The Cat’s Out of the Bag

Written by Diane Smith

Now paper bags are more than just a source of amusement for anyone with a kitten. In San Luis Obispo County, California, they’ve become law. In anticipation of the Plastic Bag Ban, effective October 1, 2012, most merchants posted little yellow notices alerting shoppers to this new policy.

Some stores have tried to lessen the pain for those die-hard plastic baggers. Here on the Central Coast, the local Walmart gave away little blue recycled bags the week before. Target reportedly did the same, while also offering a five-cent discount per reusable bag brought in by shoppers. Of course, Trader Joe’s customers are used to the idea, with many already in the habit of bringing their own bags or using the paper bags provided at check-out.

Most shoppers come prepared with their stack of reusable bags. Some are willing to buy the 10-cent paper bags available at the registers. It’s not uncommon to see people unload their unbagged items directly from the shopping cart to the trunks of their cars.

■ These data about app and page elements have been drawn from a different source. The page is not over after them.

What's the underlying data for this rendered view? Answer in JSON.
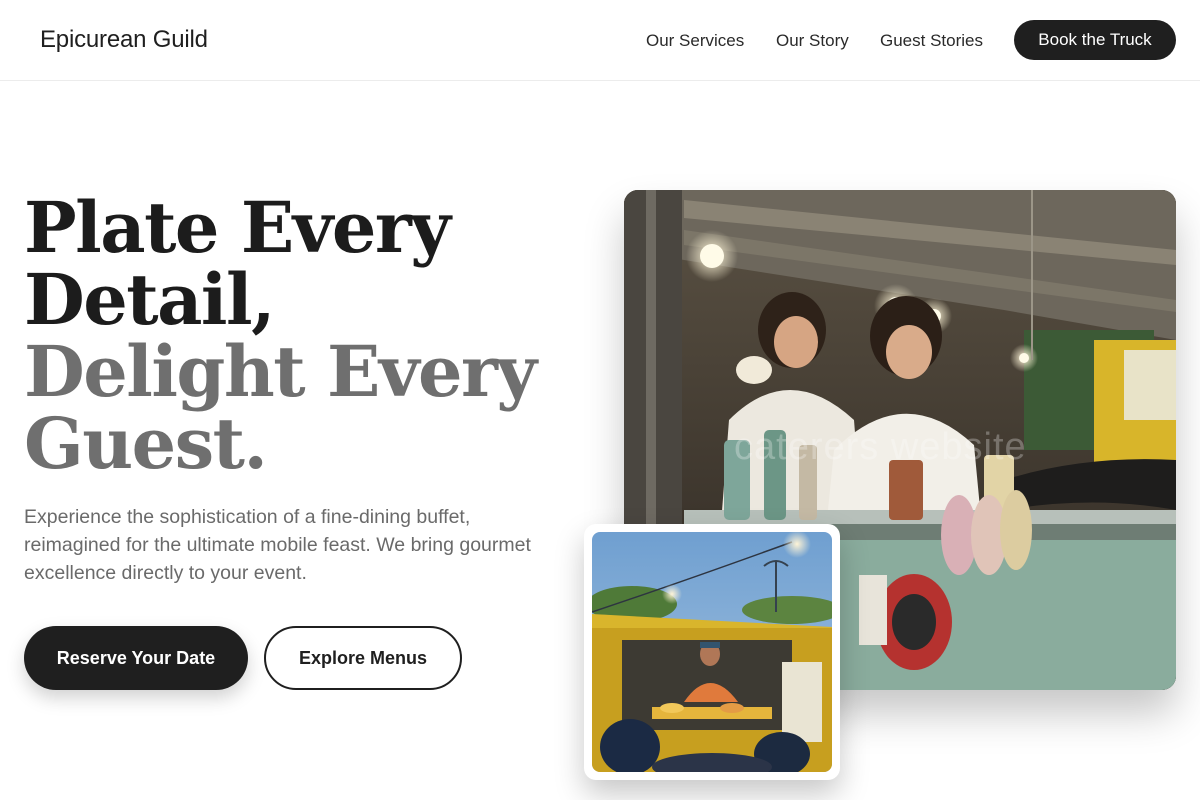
{
  "header": {
    "brand": "Epicurean Guild",
    "nav": {
      "services": "Our Services",
      "story": "Our Story",
      "guests": "Guest Stories"
    },
    "cta": "Book the Truck"
  },
  "hero": {
    "headline_line1": "Plate Every",
    "headline_line2": "Detail,",
    "headline_line3": "Delight Every",
    "headline_line4": "Guest.",
    "subtext": "Experience the sophistication of a fine-dining buffet, reimagined for the ultimate mobile feast. We bring gourmet excellence directly to your event.",
    "primary_button": "Reserve Your Date",
    "secondary_button": "Explore Menus"
  },
  "images": {
    "main_watermark": "caterers website"
  },
  "colors": {
    "dark": "#1f1f1f",
    "muted_headline": "#6f6f6f",
    "body_text": "#6a6a6a",
    "background": "#ffffff"
  }
}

Owners of vehicles without trunks often travel with a cardboard box for items they want to contain, such as glass bottles and other breakables. Small towels tucked in between make good cushions for the trip home.

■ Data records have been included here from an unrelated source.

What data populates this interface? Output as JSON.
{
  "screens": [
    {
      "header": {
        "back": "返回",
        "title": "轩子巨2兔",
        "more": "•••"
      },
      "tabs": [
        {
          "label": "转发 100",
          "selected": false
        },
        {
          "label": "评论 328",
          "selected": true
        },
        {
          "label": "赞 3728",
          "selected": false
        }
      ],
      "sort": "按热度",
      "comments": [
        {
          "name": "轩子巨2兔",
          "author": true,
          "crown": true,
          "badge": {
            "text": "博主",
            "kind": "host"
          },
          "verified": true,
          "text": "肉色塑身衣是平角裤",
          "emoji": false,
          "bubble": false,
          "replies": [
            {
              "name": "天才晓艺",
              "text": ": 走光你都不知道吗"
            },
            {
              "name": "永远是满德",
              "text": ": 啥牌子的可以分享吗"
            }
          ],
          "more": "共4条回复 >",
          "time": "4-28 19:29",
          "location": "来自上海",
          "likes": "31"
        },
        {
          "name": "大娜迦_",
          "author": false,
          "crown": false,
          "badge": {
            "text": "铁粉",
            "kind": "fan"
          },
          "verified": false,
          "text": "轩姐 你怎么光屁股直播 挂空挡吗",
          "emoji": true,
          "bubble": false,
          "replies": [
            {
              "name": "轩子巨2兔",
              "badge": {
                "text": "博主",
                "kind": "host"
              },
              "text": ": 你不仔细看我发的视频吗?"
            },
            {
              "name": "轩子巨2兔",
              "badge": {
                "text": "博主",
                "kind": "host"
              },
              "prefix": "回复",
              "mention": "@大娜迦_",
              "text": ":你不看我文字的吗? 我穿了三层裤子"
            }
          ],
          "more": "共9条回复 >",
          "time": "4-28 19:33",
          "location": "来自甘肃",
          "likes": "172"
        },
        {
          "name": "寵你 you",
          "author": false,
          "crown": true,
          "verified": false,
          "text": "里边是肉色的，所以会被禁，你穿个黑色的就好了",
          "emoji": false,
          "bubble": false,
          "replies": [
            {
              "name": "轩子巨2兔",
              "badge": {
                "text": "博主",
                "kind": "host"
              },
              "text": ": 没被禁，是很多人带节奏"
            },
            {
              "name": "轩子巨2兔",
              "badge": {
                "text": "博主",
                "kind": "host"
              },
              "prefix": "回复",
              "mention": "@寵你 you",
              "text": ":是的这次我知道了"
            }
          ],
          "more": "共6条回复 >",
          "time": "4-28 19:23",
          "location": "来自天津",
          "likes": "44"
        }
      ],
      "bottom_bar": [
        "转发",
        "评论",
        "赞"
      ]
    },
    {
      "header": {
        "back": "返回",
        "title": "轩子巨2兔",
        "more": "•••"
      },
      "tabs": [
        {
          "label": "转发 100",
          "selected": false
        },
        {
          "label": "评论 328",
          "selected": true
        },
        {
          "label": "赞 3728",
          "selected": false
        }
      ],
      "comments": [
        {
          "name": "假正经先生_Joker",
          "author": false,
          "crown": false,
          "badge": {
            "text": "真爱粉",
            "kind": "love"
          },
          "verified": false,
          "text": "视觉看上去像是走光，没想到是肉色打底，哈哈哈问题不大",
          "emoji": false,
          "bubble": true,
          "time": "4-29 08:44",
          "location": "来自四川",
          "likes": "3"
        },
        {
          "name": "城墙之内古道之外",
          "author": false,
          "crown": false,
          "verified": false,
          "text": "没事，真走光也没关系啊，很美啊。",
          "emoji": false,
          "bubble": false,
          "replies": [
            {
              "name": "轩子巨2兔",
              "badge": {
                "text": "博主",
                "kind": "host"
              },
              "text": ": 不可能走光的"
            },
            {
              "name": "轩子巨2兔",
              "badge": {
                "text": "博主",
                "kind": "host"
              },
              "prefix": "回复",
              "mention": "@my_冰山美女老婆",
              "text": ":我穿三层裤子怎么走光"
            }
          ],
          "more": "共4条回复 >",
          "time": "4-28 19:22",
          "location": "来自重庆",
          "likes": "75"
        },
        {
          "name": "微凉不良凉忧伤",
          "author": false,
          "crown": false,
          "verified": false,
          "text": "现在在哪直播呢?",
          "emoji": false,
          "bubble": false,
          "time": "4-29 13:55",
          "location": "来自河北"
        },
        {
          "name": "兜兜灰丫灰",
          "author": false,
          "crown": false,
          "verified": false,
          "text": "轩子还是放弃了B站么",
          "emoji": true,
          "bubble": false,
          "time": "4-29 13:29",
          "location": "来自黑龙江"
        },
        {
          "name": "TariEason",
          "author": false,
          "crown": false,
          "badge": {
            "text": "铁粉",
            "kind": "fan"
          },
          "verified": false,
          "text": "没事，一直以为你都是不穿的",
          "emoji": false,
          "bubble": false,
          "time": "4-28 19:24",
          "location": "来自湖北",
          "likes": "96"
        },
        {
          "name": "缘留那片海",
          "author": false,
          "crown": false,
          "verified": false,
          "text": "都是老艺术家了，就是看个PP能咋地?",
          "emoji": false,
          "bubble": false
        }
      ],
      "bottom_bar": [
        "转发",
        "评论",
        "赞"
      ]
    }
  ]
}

One particularly inventive—and unabashed—shopper brought a small red wagon into the store. The image of him driving home, lifting the wagon out of his vehicle and wheeling it into the house is inspiring. No bags, no shopping cart, no transfer of goods from cart to car. It could be a family affair; maybe he has an entrepreneurial child who rents him the wagon for a nominal fee.

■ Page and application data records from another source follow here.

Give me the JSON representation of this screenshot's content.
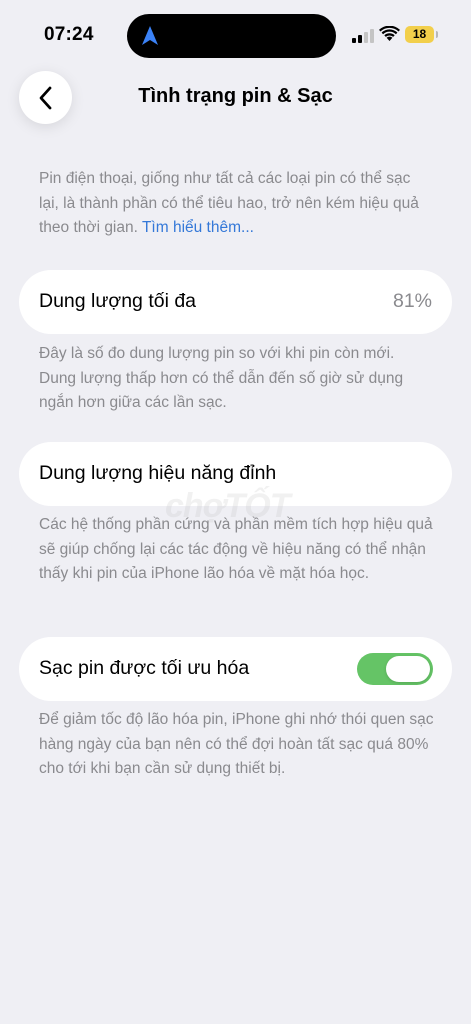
{
  "status_bar": {
    "time": "07:24",
    "battery_level": "18",
    "signal_bars_active": 2,
    "signal_bars_total": 4
  },
  "nav": {
    "title": "Tình trạng pin & Sạc",
    "back_icon": "chevron-left-icon"
  },
  "intro": {
    "text": "Pin điện thoại, giống như tất cả các loại pin có thể sạc lại, là thành phần có thể tiêu hao, trở nên kém hiệu quả theo thời gian. ",
    "link": "Tìm hiểu thêm..."
  },
  "max_capacity": {
    "label": "Dung lượng tối đa",
    "value": "81%",
    "description": "Đây là số đo dung lượng pin so với khi pin còn mới. Dung lượng thấp hơn có thể dẫn đến số giờ sử dụng ngắn hơn giữa các lần sạc."
  },
  "peak_performance": {
    "label": "Dung lượng hiệu năng đỉnh",
    "description": "Các hệ thống phần cứng và phần mềm tích hợp hiệu quả sẽ giúp chống lại các tác động về hiệu năng có thể nhận thấy khi pin của iPhone lão hóa về mặt hóa học."
  },
  "optimized_charging": {
    "label": "Sạc pin được tối ưu hóa",
    "enabled": true,
    "description": "Để giảm tốc độ lão hóa pin, iPhone ghi nhớ thói quen sạc hàng ngày của bạn nên có thể đợi hoàn tất sạc quá 80% cho tới khi bạn cần sử dụng thiết bị."
  },
  "watermark": "chợTỐT",
  "colors": {
    "background": "#efeff4",
    "toggle_on": "#65c466",
    "link": "#3478d8",
    "battery": "#f2cf4b",
    "secondary_text": "#8a8a8e"
  }
}
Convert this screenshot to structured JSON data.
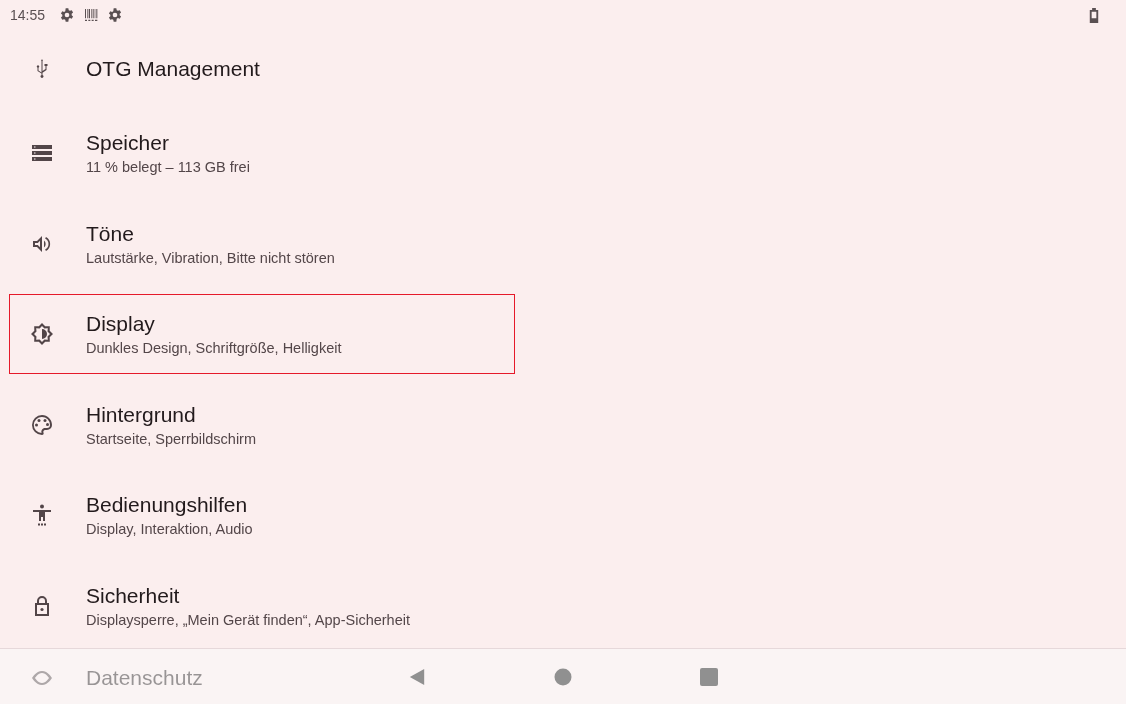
{
  "status_bar": {
    "time": "14:55"
  },
  "settings": [
    {
      "kind": "usb",
      "title": "OTG Management",
      "highlighted": false
    },
    {
      "kind": "storage",
      "title": "Speicher",
      "subtitle": "11 % belegt – 113 GB frei",
      "highlighted": false
    },
    {
      "kind": "sound",
      "title": "Töne",
      "subtitle": "Lautstärke, Vibration, Bitte nicht stören",
      "highlighted": false
    },
    {
      "kind": "display",
      "title": "Display",
      "subtitle": "Dunkles Design, Schriftgröße, Helligkeit",
      "highlighted": true
    },
    {
      "kind": "palette",
      "title": "Hintergrund",
      "subtitle": "Startseite, Sperrbildschirm",
      "highlighted": false
    },
    {
      "kind": "accessibility",
      "title": "Bedienungshilfen",
      "subtitle": "Display, Interaktion, Audio",
      "highlighted": false
    },
    {
      "kind": "lock",
      "title": "Sicherheit",
      "subtitle": "Displaysperre, „Mein Gerät finden“, App-Sicherheit",
      "highlighted": false
    },
    {
      "kind": "privacy",
      "title": "Datenschutz",
      "highlighted": false
    }
  ]
}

The new law has only a few folks grumbling about the inconvenience. For instance, there are those who forget their bags in the car or haven’t quite gotten the hang of judging the number of bags they’ll need per shopping trip. An easy remedy is not bagging larger items, like detergent, cartons of milk and multi-pack toilet paper. In many cases, quick stops for one or two items don’t require the use of a bag at all. One exception: it is still illegal to carry liquor out of a store without a bag.

All in all, it seems everyone is adjusting nicely to the plastic bag ban. Everyone except the plastic bag manufacturers, who are doing more than grumbling. Some have even begun filing lawsuits. It’s not like they didn’t see it coming. Non-biodegradable plastic bags have been littering our highways and plugging up water drains for a long time. Not to mention the harmful effects when ingested by animals. Plastic bag makers might do well to turn to another product, preferably one that doesn’t require petroleum to produce it.

A few ideas come to mind for those companies in search of a new market. How about biodegradable bags for those of us who need to pick up after our dogs during our daily walks? And while we’ve done a lot to reduce our weekly garbage, such as recycling and precycling (buying goods with less packaging) , we’ll still need something to use as trash can liners both inside the house and out at the curb.

It’s great to see people on board with eco-wise efforts like curtailing the use of plastic bags in favor of canvas and paper. As for our cats, they’ll just have to be happy playing with a ball of yarn.

About the author

Diane Smith

Diane Smith credits the turmoil of the '60s and hormones with curing a childhood shyness, the only residual being some embarrassing poetry. In addition to having fostered a lifelong free-floating anxiety, she raised various children and animals, while working as a teacher. She has published several articles and won first place in short story in the 2011 Lillian Dean Writing Competition.

Diane is married, with grown kids who are currently spread out over the three states that make up the west coast, naturally causing her some concern. After a long career in education, she retired to the Central Coast to continue writing. Her fervent wish is not to float away when an earthquake causes California to break off from the rest of the country. After all, she has her poodle to think about.